Researchers at HSE University in Perm have used electroencephalography (EEG) to determine that consumers are willing to pay 10% more for chocolate when they know it to be a premium product. On the other hand, if consumers are aware that a chocolate product is inexpensive, their willingness to pay decreases by 13%. On average, men are willing to pay 8.8 monetary units more for chocolate than women, and men's willingness to pay decreases by 0.3 monetary units with each additional year of age. The study has been published in Food Quality and Preference.
According to 2021 data, Russians eat an average of 39 kilograms of sugar per year, including confectionery, jams and canned fruit and berries. Chocolate bars are the favourite treat of those with a sweet tooth—they are preferred by one in three Russians.
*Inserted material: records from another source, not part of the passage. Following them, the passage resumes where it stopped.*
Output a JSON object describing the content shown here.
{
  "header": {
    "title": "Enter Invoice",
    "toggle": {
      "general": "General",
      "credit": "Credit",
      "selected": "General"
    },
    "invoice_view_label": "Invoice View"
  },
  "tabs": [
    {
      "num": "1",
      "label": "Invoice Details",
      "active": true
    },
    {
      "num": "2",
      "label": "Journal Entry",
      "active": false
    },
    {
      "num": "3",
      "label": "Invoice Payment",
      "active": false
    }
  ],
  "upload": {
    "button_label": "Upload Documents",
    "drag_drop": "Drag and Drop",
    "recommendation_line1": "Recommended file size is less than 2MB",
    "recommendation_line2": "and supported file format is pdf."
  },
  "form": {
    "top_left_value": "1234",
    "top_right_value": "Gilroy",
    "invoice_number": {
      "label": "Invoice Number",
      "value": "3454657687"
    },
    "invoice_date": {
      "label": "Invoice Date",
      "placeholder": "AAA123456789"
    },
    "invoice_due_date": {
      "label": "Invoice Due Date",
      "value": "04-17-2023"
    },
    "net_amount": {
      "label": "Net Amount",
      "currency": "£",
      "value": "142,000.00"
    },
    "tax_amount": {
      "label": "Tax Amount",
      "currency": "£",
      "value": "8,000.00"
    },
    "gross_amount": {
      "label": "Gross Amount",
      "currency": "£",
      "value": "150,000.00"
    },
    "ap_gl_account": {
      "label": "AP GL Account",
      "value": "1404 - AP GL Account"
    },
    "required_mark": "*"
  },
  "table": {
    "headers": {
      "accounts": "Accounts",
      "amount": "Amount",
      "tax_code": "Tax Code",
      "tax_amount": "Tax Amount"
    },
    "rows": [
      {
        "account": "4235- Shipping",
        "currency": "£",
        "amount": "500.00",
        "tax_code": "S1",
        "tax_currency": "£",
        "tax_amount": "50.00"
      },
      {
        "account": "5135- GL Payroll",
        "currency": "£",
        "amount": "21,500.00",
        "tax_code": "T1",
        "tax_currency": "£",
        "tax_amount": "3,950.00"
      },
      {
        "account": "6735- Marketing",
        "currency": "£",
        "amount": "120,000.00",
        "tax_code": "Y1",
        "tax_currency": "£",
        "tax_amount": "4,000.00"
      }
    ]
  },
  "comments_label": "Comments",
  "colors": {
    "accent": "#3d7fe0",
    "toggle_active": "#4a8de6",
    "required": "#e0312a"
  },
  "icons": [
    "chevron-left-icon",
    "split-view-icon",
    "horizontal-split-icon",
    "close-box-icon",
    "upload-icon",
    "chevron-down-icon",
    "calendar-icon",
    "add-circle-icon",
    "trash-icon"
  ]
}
The WTP (willingness to pay) indicator is used to assess purchasing power, which represents the maximum amount that a buyer is willing to pay for a product. Marketers use surveys, focus groups and interviews to determine WTP, but this approach can be expensive, time-consuming, and does not always provide an accurate representation of respondents' preferences.
To obtain a more objective assessment of willingness to pay, HSE University-Perm researchers Daria Semenova, Sofia Kulikova, Yulia Zaripova (Shamgunova) and Mariia Molodchik used electroencephalography to measure neurophysiological brain reactions to chocolate tasting.
The study involved 24 volunteers (13 men and 11 women) between the ages of 19 and 61 who tasted five different brands of dark chocolate. These included a little-known inexpensive brand, a well-known brand in the medium price range, a premium brand, a 'healthy' brand made with fructose instead of sugar, and an organic, carob-based brand without cocoa.
The experiment was conducted in two stages. During the first ('blind') stage, the participants tasted the five types of chocolate in a random order without knowing which brand they were tasting. After the tasting, they were asked to rate the taste of the chocolate on a five-point scale, indicate their willingness to pay for each chocolate, and try to guess the retail price of each one. In the second ('informed') stage, before tasting the same types of chocolate again, the participants were shown each packaging along with information about the brand and the product ingredients.
The researchers recorded the subjects' EEG signals in the prefrontal, frontal, parietal, and occipital regions of the brain during both stages. The data on brain activity was processed using spectral analysis.
The analysis found that the encoding of WTP was associated with activity in the frontal regions of the brain, which is consistent with previous research on the topic. The strongest association between WTP and neurophysiological brain wave indicators occurred in the prefrontal and frontal regions at frequencies of 15–30 Hz (in the beta range). The researchers explained that activity in the frontal lobes is responsible for high-level cognitive processes, including the decision-making process that determines how much a person would be willing to pay.
On average, men were willing to pay 8.8 monetary units more for chocolate than women, and men's willingness to pay decreased by 0.3 monetary units with each additional year of age.
The researchers also observed a difference in consumer behaviour between the 'blind' and 'informed' tasting experiments. In the blind tasting, the participants' willingness to purchase chocolate was associated with the taste. The highest scores were given to the medium-priced chocolate (3.9 out of 5), the premium chocolate (3.74) and the inexpensive chocolate (3.62). During the informed tasting, the participants showed a willingness to pay 3% more for the well-known chocolate from the middle segment and 9.9% more for the expensive premium chocolate.
As for the other brands, the participants' WTP decreased by 1% for the 'healthy' chocolate and by 13.25% for the inexpensive product compared to their initial blind tasting score. The greatest decrease in willingness to pay—by 16%—was for the organic chocolate without cocoa. The researchers attribute this effect to packaging.
We compared the data from the blind and informed experiments and found that packaging can create expectations and influence the willingness to pay for chocolate, which can be detected by analysing EEG signals. In fact, well-known packaging increases the willingness to pay, while less known packaging reduces it.
The authors believe that collecting more data on brain activity during consumer decision-making will advance the field of neuromarketing, and they hope that future studies will build upon their findings.
Our objective is to enhance the classical model of consumer behaviour by integrating explicit and implicit measurements to better predict WTP. This study broadens the understanding of willingness to pay by incorporating both taste scores and EEG-based measurements. This approach can be applied in future research into consumer food preferences.
Senior Research Fellow, Centre for Cognitive Neuroscience, HSE Campus in Perm
Junior Research Fellow, Centre for Cognitive Neuroscience, HSE University in Perm